→ **Task material**
____
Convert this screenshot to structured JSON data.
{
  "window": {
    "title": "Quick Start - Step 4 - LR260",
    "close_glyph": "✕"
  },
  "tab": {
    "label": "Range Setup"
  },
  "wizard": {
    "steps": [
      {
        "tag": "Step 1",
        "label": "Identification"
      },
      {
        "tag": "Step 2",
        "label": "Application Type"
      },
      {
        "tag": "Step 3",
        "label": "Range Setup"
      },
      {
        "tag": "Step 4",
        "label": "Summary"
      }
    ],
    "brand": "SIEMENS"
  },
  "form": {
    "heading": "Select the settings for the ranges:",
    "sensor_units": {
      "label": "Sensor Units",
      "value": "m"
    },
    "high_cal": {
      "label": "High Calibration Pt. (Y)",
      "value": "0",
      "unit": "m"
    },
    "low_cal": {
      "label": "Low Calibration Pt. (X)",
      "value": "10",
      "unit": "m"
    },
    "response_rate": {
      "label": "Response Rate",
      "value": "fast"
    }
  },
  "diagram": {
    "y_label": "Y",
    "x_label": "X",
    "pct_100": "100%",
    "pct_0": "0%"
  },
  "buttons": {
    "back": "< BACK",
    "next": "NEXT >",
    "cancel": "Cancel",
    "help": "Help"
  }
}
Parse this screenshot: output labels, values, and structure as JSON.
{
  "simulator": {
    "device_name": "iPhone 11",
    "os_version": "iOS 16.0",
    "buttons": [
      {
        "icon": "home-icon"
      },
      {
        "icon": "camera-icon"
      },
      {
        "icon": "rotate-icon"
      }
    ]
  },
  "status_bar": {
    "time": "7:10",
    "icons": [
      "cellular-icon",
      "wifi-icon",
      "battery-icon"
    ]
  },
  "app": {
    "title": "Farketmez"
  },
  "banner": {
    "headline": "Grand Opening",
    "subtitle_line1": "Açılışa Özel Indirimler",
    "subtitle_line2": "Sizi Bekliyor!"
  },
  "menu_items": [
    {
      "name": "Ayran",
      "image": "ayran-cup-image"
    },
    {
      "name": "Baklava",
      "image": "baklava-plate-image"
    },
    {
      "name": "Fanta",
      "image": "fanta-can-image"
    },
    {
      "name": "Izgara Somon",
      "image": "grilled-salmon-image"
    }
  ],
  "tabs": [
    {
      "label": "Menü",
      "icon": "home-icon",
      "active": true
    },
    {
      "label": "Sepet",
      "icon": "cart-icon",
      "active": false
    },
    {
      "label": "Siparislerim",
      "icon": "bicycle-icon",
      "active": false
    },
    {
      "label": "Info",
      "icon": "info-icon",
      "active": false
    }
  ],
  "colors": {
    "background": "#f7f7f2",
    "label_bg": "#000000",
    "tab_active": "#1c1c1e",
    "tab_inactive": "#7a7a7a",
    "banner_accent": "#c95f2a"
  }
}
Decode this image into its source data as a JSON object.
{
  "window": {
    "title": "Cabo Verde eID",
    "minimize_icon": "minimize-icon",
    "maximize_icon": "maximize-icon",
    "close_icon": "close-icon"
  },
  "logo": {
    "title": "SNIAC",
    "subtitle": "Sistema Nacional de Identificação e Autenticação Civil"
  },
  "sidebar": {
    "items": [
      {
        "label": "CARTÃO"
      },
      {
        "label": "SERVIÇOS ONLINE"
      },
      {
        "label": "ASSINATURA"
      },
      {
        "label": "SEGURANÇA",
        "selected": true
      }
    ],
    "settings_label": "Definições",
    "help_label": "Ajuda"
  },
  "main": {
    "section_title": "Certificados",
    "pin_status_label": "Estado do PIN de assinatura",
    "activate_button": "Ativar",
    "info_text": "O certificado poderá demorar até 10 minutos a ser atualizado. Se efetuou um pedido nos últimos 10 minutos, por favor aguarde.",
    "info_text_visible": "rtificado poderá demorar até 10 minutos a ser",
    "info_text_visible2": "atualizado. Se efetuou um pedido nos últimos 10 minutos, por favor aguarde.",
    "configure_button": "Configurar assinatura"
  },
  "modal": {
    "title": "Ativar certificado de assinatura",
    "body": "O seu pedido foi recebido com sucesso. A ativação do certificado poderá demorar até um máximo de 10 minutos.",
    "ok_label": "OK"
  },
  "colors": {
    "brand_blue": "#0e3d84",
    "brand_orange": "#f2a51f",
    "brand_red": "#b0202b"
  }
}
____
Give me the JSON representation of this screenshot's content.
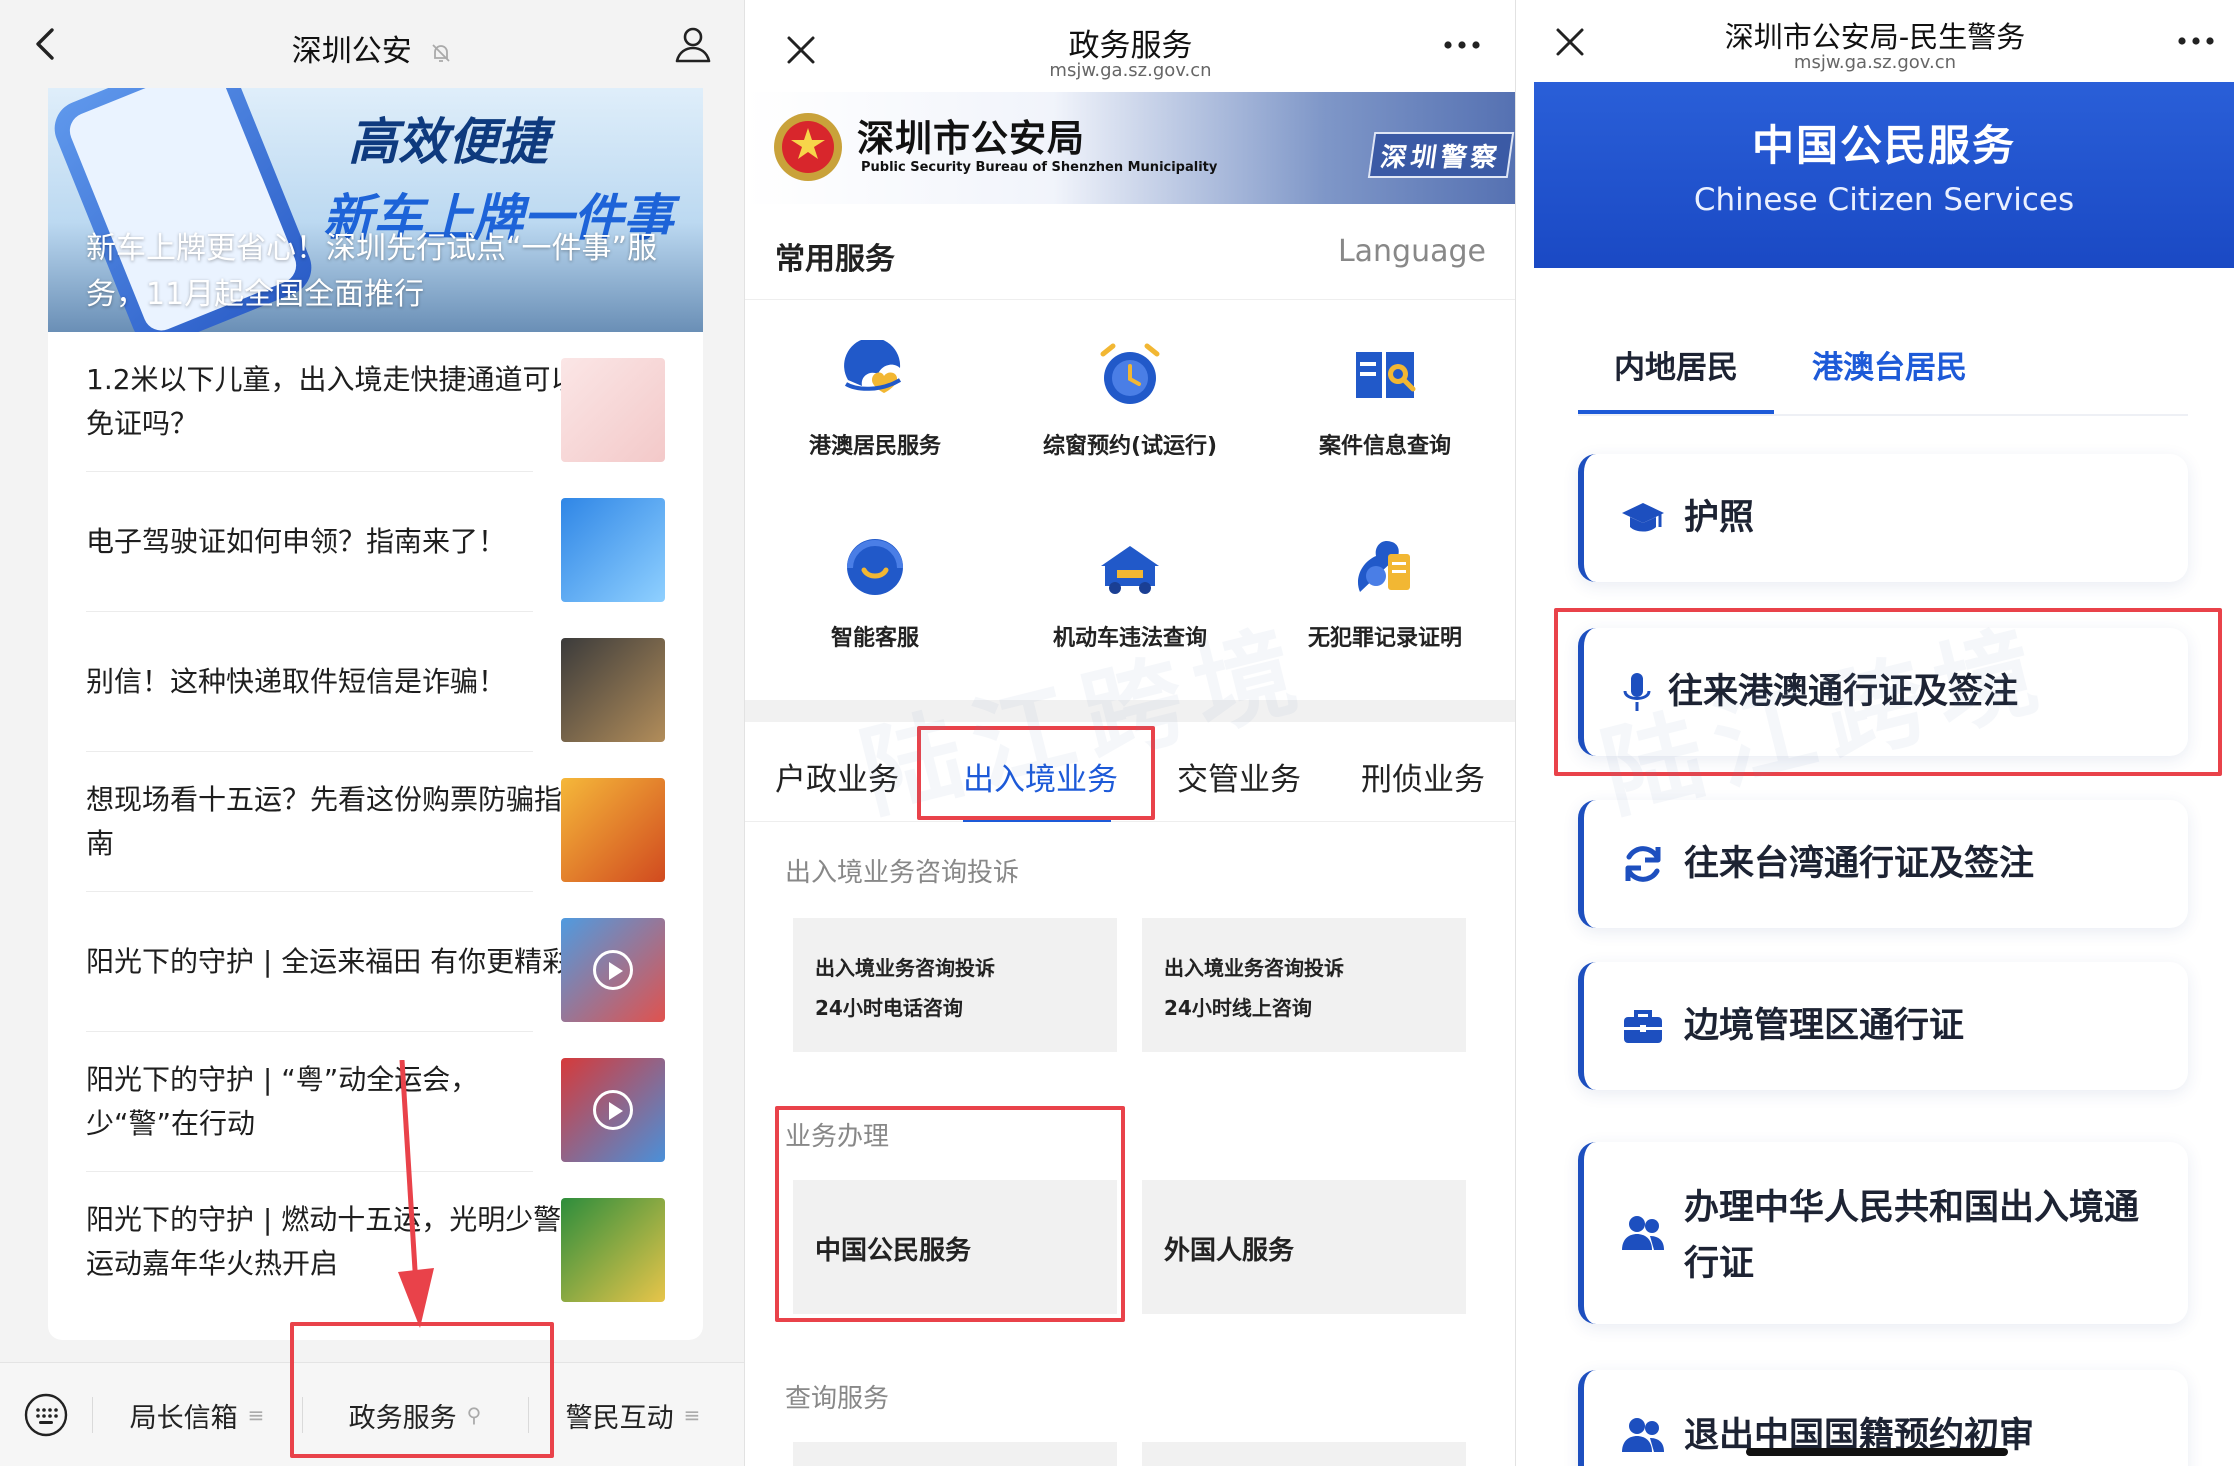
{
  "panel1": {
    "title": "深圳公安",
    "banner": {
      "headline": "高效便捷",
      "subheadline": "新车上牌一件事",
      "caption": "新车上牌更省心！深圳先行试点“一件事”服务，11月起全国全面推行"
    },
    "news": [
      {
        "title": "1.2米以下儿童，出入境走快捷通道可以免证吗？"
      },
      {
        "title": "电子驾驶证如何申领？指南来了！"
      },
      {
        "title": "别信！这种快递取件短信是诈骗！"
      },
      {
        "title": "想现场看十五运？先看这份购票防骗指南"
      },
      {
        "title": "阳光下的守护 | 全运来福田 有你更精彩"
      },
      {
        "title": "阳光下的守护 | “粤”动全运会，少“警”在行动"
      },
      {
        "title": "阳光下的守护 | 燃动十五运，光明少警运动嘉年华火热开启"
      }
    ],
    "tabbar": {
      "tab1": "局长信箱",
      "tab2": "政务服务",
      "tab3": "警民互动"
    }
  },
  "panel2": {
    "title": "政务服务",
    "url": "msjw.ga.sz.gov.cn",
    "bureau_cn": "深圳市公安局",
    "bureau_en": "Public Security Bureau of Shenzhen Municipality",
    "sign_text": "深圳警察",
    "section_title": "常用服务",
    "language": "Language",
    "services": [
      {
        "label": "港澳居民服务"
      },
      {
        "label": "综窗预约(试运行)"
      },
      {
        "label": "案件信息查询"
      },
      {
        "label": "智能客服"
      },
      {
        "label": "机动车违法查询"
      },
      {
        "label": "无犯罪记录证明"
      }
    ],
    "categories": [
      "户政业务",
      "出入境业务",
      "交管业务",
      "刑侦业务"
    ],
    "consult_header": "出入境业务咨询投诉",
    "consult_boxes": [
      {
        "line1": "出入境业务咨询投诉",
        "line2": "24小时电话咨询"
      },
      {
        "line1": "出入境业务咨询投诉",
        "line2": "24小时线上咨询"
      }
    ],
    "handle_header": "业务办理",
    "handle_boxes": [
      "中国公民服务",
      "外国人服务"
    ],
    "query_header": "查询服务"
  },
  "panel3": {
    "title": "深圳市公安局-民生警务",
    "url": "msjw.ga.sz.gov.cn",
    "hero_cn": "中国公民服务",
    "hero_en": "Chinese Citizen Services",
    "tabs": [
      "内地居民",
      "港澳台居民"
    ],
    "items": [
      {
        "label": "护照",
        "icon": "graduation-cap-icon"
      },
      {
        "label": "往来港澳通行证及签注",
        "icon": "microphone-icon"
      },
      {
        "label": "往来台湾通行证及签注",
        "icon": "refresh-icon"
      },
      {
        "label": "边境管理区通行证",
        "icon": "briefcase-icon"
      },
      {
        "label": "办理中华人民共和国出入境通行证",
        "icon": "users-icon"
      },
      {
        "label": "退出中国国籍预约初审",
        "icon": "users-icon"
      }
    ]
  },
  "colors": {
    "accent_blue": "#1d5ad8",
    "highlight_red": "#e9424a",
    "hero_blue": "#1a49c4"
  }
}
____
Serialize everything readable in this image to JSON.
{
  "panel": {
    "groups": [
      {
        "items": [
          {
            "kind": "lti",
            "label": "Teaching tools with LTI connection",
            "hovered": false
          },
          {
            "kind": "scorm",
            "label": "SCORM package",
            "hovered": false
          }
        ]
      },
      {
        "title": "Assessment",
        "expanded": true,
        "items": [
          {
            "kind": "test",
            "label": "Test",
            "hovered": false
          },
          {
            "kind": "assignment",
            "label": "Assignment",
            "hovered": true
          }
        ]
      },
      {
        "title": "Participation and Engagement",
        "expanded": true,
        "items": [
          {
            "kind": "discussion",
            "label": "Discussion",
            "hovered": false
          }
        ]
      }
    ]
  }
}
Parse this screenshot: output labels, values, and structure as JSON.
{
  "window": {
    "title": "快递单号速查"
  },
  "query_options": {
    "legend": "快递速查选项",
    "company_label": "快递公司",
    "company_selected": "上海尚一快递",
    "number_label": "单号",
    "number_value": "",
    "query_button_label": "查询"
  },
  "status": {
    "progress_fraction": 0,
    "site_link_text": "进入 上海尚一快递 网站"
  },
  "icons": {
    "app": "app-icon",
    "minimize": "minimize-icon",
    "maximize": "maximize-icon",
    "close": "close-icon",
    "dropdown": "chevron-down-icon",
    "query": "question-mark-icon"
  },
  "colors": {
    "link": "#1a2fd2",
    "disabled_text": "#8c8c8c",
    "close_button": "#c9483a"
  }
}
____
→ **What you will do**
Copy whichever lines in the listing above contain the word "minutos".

→ **Reply**
    "info_text": "O certificado poderá demorar até 10 minutos a ser atualizado. Se efetuou um pedido nos últimos 10 minutos, por favor aguarde.",
    "info_text_visible": "rtificado poderá demorar até 10 minutos a ser",
    "info_text_visible2": "atualizado. Se efetuou um pedido nos últimos 10 minutos, por favor aguarde.",
    "body": "O seu pedido foi recebido com sucesso. A ativação do certificado poderá demorar até um máximo de 10 minutos.",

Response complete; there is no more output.